The feeding of apples is important, particularly potash feeding Generally speaking, you can tell what foods are deficient in the so by watching the trees. If a tree grows well and makes long new ti to its leaders and plenty of leaf growth, it has a sufficiency of nitrogen If it flowers well it has sufficient phosphates. If it appears generally healthy, free from disease and with plenty of colour in flower and foliage and fruit, it has sufficient potash. If the edges of the leaves turn brown, potash is probably lacking. If the centres of the leaves turn brown, the tree needs phosphates.
An annual dressing of lime in the winter, and of kainit in autumn or winter, is advisable on apples, and both supply potash (kainit contains potash, and lime releases it from the soil).
Sulphate of ammonia or nitrate of soda applied in spring will supply nitrogen. Basic slag in autumn on heavy, rich soils, or super phosphate of lime in spring on light sails, will supply phosphates.
Apples fed and pruned carefully are not troubled so readily by pests and diseases, but a certain amount of preventive spraying should be done. Bordeaux mixture or lime sulphur are useful mildew and similar diseases, but care should be taken not to apply these too strong.
Pests include such general pests as greenfly and woolly aphis Greenfly is controlled by any ordinary insecticide used as a spray or dust. Woolly aphis, which resembles bits of cotton-wool on the bark, is best attacked by painting the patches with methylated spirit or petrol. The maggot of the apple sawfly causes fruits to drop in early summer. The remedy is to dust Derris powder over the branches and leaves in the late evening.

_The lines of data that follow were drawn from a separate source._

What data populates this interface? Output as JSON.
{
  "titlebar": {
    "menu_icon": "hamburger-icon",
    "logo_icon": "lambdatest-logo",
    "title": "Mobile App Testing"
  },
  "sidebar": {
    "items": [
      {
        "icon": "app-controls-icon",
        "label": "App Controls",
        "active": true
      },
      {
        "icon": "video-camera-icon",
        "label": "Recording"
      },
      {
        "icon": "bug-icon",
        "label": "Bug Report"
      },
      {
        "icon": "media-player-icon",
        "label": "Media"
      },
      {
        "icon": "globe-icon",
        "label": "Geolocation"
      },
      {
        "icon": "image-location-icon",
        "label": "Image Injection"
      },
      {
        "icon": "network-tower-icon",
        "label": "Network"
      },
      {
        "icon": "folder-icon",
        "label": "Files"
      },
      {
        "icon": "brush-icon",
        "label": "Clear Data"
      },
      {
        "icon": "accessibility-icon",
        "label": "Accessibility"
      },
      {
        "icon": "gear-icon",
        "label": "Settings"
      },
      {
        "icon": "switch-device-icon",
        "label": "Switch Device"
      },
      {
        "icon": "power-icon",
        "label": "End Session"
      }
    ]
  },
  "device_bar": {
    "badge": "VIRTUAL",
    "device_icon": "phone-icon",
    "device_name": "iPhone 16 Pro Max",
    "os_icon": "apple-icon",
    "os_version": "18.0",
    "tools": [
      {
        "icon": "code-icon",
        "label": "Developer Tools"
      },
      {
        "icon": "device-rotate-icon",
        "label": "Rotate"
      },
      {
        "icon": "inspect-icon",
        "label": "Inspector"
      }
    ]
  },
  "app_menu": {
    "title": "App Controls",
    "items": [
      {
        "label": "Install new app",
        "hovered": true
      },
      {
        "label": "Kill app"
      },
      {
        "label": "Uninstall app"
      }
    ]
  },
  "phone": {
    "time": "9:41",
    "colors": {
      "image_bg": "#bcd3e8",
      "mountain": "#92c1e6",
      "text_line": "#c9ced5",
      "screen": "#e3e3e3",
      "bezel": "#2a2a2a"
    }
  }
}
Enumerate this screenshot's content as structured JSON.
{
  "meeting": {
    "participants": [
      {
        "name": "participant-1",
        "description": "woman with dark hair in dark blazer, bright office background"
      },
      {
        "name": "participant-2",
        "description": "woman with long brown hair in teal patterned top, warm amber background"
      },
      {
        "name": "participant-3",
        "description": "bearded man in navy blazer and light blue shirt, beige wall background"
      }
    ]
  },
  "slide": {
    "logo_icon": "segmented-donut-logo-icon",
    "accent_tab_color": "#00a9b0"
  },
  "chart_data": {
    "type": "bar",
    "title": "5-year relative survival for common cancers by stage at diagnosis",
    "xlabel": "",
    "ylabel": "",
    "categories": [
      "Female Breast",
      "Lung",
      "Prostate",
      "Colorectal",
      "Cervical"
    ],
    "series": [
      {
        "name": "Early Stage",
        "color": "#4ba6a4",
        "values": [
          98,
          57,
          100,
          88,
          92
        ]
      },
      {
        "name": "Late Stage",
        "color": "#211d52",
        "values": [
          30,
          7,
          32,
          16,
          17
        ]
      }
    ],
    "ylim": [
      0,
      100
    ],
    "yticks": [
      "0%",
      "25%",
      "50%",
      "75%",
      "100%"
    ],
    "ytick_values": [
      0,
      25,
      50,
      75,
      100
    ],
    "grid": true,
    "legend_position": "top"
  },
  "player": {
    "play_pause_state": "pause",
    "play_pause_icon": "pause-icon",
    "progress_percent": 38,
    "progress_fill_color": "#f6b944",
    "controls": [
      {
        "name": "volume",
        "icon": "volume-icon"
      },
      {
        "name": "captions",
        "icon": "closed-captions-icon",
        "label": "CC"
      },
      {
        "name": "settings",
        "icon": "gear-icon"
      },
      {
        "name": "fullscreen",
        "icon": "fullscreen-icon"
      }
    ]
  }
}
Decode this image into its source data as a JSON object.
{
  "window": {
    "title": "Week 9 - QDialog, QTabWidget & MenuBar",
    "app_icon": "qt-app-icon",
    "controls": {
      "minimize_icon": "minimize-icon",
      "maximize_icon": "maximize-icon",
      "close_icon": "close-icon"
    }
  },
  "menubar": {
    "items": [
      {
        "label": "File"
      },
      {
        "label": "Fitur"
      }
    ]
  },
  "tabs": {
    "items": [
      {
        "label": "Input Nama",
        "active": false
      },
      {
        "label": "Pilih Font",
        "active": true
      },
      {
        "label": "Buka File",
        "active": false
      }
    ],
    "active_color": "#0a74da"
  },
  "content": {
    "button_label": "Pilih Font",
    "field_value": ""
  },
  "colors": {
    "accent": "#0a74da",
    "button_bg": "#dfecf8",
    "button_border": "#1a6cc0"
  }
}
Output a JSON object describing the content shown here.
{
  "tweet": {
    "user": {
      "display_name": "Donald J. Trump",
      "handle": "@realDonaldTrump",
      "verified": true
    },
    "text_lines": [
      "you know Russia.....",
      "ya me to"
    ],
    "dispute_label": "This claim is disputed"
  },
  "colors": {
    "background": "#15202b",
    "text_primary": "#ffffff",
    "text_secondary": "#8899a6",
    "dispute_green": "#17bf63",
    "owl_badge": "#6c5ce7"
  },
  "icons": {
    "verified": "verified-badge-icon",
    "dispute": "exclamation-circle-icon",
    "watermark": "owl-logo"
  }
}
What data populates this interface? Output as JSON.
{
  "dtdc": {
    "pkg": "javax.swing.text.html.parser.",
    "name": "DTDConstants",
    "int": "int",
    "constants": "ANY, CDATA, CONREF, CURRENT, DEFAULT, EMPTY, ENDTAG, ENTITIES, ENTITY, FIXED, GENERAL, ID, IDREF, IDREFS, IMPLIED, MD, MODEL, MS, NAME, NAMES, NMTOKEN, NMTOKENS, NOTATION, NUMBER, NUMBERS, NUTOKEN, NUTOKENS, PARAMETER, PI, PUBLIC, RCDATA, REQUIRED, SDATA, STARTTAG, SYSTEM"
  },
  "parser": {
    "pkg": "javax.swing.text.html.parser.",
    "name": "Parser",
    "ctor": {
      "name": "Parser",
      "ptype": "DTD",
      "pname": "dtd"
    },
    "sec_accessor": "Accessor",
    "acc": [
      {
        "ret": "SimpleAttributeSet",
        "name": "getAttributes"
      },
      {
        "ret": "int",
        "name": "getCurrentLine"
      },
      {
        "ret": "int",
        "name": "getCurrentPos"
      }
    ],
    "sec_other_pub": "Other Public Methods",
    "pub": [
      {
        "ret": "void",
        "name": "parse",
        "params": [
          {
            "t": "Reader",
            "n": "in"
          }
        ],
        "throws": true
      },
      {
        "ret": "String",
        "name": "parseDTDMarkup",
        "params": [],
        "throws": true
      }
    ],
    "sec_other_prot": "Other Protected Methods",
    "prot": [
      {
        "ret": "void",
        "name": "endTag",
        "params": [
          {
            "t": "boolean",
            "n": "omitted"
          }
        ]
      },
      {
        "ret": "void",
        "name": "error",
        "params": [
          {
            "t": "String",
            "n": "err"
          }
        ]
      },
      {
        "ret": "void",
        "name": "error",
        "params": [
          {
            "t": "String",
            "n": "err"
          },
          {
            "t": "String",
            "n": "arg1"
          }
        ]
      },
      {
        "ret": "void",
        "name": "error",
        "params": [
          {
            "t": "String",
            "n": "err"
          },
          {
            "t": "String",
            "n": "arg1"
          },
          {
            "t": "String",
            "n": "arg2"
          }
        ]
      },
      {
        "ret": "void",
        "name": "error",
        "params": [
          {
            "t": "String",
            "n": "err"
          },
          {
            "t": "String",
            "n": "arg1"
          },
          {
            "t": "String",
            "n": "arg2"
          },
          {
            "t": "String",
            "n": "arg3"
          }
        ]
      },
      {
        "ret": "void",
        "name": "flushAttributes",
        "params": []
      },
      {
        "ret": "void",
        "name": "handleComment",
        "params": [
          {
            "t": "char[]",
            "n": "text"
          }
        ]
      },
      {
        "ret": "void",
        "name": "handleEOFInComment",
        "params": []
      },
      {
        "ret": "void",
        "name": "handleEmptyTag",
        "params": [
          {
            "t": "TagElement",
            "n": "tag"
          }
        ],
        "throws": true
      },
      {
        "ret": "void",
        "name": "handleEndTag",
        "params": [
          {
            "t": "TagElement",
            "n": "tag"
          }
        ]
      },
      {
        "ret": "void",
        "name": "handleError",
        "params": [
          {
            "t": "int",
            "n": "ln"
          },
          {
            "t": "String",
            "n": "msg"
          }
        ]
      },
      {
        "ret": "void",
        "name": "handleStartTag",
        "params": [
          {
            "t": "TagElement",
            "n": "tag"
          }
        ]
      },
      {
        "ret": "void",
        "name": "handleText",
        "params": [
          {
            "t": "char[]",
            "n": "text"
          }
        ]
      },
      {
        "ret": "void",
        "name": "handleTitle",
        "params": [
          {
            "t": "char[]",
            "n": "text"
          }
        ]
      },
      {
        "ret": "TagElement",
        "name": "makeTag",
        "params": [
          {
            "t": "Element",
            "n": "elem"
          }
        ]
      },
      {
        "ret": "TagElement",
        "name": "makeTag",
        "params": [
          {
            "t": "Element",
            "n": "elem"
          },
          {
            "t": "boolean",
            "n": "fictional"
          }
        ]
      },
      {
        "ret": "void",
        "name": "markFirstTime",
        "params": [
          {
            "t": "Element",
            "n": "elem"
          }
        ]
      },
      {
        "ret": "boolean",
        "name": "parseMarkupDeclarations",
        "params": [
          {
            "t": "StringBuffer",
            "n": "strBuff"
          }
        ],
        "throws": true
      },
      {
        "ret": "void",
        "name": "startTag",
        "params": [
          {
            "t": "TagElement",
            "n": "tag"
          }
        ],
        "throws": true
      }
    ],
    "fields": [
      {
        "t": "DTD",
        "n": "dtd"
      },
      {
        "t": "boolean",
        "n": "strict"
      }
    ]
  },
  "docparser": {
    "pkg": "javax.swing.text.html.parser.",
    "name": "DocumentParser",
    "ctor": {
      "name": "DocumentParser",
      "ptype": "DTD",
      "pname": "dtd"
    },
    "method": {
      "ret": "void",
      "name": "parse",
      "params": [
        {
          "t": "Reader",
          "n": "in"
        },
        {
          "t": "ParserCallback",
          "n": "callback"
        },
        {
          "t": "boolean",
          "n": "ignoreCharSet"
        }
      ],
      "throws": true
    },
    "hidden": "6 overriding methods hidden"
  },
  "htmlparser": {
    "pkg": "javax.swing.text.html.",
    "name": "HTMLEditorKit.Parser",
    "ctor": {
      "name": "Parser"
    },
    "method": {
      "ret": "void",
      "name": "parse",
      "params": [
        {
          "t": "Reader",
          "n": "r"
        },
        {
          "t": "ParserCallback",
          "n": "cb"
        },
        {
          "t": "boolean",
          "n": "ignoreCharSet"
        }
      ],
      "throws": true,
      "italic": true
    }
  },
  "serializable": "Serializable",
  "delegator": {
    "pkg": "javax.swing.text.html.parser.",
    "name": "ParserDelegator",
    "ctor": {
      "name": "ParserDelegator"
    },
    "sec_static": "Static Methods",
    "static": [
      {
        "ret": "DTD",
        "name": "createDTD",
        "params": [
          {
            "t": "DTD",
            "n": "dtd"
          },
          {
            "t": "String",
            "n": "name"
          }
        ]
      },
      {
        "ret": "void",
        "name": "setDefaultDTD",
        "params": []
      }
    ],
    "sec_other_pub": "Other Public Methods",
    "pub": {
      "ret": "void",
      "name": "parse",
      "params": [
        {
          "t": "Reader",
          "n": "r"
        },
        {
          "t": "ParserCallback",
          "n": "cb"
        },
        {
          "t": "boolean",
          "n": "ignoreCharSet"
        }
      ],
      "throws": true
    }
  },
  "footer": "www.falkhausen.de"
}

Cedlin moth causes fruit dropping later in the season, and this is a troublesome pest to eradicate. The use of soil fumigant in early spring, tar-oil winter wash, and traps of sacking are ways to treat it. Sacking should be folded fanwise and pushed into the fork of the branches in August. In winter the sacking can be removed and burnt or dropped into strong insecticide. The alternative treatment for codlin moth is to use arsenic spray before and after the flowers open, but as there is a slight danger of the spray remaining after the fruit ripens, this should be considered only as a last resort in the home garden.